§ **YOUR INSTRUCTIONS**
Copy each line below in which the string "this" occurs.

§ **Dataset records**
::::::

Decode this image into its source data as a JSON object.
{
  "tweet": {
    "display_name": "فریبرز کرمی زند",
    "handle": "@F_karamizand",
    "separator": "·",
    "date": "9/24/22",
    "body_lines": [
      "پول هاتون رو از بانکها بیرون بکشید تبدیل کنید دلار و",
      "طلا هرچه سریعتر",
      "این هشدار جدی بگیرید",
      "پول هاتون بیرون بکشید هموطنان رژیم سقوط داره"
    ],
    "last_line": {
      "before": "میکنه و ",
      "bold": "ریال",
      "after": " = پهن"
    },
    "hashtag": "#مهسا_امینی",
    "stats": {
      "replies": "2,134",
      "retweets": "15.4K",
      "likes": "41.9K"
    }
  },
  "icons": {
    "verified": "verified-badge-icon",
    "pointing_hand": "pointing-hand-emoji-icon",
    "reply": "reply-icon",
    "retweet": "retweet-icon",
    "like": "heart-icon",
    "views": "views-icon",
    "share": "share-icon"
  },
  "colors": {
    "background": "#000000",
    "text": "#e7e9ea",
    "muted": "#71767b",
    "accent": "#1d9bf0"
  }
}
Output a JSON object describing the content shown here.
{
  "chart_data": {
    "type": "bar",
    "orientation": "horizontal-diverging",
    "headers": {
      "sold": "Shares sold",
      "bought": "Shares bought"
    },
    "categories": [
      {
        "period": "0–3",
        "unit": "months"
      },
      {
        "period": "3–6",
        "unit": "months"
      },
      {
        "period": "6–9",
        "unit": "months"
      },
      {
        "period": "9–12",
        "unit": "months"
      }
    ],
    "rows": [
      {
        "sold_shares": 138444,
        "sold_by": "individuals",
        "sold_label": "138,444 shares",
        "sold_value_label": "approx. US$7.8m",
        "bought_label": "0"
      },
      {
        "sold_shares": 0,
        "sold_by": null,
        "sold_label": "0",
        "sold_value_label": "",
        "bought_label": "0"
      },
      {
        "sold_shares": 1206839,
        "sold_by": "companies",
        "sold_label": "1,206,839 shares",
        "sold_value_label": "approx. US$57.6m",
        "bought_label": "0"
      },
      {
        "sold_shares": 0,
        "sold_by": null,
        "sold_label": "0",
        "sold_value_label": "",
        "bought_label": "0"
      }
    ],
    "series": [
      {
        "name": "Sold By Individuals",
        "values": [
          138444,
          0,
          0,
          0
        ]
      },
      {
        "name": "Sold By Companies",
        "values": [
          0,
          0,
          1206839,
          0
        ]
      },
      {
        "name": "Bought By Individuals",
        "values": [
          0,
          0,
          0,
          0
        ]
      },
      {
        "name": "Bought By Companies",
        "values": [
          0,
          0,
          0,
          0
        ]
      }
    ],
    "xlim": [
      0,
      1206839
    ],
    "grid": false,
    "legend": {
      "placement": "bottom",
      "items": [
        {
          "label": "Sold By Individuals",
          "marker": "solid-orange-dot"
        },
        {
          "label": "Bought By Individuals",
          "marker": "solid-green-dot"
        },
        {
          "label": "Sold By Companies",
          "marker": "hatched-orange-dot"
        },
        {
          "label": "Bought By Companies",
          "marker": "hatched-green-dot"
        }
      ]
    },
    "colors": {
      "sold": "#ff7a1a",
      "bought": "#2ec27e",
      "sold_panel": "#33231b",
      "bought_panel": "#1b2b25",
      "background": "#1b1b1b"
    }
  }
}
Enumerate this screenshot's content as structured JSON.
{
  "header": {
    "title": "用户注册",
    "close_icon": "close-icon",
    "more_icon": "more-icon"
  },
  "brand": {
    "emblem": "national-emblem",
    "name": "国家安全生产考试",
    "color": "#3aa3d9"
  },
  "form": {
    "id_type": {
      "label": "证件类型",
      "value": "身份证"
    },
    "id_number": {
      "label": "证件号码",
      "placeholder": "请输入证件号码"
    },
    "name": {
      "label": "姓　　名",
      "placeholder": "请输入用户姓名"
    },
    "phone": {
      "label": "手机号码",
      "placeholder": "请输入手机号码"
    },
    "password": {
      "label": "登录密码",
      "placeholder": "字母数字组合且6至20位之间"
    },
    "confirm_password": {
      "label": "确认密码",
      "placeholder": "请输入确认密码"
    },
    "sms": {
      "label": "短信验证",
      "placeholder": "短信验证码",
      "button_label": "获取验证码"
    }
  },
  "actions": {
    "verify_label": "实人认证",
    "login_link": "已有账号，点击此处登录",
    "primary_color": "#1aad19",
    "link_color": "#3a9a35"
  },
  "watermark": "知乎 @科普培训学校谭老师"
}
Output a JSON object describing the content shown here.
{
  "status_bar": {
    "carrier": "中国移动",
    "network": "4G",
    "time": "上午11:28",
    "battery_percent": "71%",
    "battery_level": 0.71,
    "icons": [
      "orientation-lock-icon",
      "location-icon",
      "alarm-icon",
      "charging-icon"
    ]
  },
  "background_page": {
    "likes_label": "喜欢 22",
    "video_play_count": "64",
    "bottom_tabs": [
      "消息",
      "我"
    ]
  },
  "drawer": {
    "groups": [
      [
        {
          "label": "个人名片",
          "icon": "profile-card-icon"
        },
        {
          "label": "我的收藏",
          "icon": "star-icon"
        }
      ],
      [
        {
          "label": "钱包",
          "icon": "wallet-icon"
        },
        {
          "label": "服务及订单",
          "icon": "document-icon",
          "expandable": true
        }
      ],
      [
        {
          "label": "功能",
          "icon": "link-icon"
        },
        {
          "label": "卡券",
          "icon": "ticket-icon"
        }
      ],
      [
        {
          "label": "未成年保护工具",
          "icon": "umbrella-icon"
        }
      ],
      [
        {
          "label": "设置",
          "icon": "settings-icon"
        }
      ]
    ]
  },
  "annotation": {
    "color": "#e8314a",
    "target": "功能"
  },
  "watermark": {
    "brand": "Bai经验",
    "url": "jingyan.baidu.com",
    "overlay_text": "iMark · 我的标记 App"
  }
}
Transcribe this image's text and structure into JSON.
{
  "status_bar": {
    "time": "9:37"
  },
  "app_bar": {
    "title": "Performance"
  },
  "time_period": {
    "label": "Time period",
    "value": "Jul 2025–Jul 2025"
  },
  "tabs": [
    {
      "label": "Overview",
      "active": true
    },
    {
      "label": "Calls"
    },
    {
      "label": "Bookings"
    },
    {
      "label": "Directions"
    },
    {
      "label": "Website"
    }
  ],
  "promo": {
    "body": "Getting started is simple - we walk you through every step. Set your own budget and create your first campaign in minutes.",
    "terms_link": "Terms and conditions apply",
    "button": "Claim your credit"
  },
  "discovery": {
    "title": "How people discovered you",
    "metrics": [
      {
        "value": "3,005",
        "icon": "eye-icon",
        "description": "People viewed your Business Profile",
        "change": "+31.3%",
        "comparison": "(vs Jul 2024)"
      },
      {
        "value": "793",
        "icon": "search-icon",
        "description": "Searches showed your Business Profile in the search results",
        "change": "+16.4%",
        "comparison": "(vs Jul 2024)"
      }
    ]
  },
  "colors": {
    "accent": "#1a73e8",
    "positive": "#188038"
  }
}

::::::

§ **YOUR RESPONSE**
Decode this image into its source data as a JSON object.
Enumerate this screenshot's content as structured JSON.
Transcribe this image's text and structure into JSON.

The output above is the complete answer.